Anthropologie will greatly increase the size of its Westport operations with the move to Bedford Square. Its current store at 1365 Post Road East is encompasses about 7,000 square feet.

The new store will include Anthropologie's traditional clothing store as well as a home store, beauty store with a salon, BHLDN merchandise (the store's wedding line) and a café/restaurant in the base of the historic firehouse.

"This has not been an overnight success," First Selectman Jim Marpe about the Bedford Square project. He credited his predecessor as first selectman, Gordon Joseloff, for his role in helping moving the project along.

Marpe said the developers have been able to develop something new, while maintaining the small-town character of downtown, something, he said later was "the biggest desire" of those taking a survey during the Downtown Master Plan process.

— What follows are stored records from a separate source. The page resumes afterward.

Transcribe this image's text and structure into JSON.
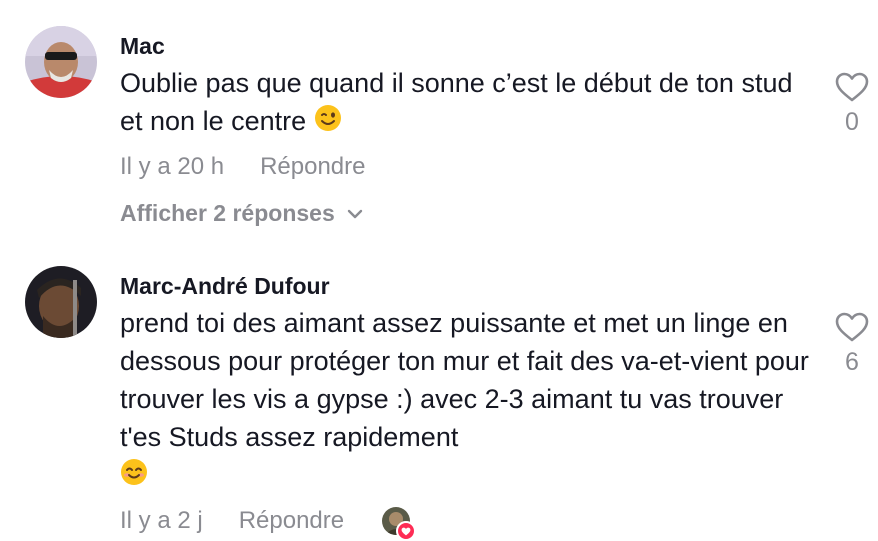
{
  "comments": [
    {
      "author": "Mac",
      "text": "Oublie pas que quand il sonne c’est le début de ton stud et non le centre",
      "emoji": "wink-emoji",
      "time": "Il y a 20 h",
      "reply_label": "Répondre",
      "likes": "0",
      "view_replies": "Afficher 2 réponses"
    },
    {
      "author": "Marc-André Dufour",
      "text": "prend toi des aimant assez puissante et met un linge en dessous pour protéger ton mur et fait des va-et-vient pour trouver les vis a gypse :) avec 2-3 aimant tu vas trouver t'es Studs assez rapidement",
      "emoji": "smile-emoji",
      "time": "Il y a 2 j",
      "reply_label": "Répondre",
      "likes": "6"
    }
  ],
  "colors": {
    "primary_text": "#161823",
    "secondary_text": "#8a8b91",
    "accent": "#fe2c55"
  }
}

Joseloff, attending the groundbreaking, said the project will be transformative to the downtown area. He agreed it did take a while to get to this point. "But in Westport things take a little longer and 10 years is right on schedule," he said.

"This is another step in the progress of downtown," said Lou Gagliano, who chaired the non-defunct Downtown 2020 Committee. "Waldman deserves a lot of credit for staying with the project and saving these buildings, much like he did with the Gunn property," Gagliano said, referring to the historic Kemper-Gunn house which was located on a portion of the property where Bedford Square is being built. The house was relocated last year to the nearby town-owned Baldwin parking lot.

"I'm delighted this beautiful building is being preserved," Selectman Helen Garten said of the Tudor-style Bedford mansion. She led the committee that helped guide the relocation of the Gunn house.

Waldman called the Bedford Square project "a vision for Westport's future." He said it was made possible "through the collaboration and cooperation with our team, the town of Westport and our downtown neighbors."

He added that "by preserving and re-purposing these historically significant structures into a thoughtful and architecturally beautiful, mixed-use addition," the developers are "not only opening the gateway and connecting it to the town's future, but anchoring it with a retailer who will draw shoppers downtown, which in the long run will benefit everyone."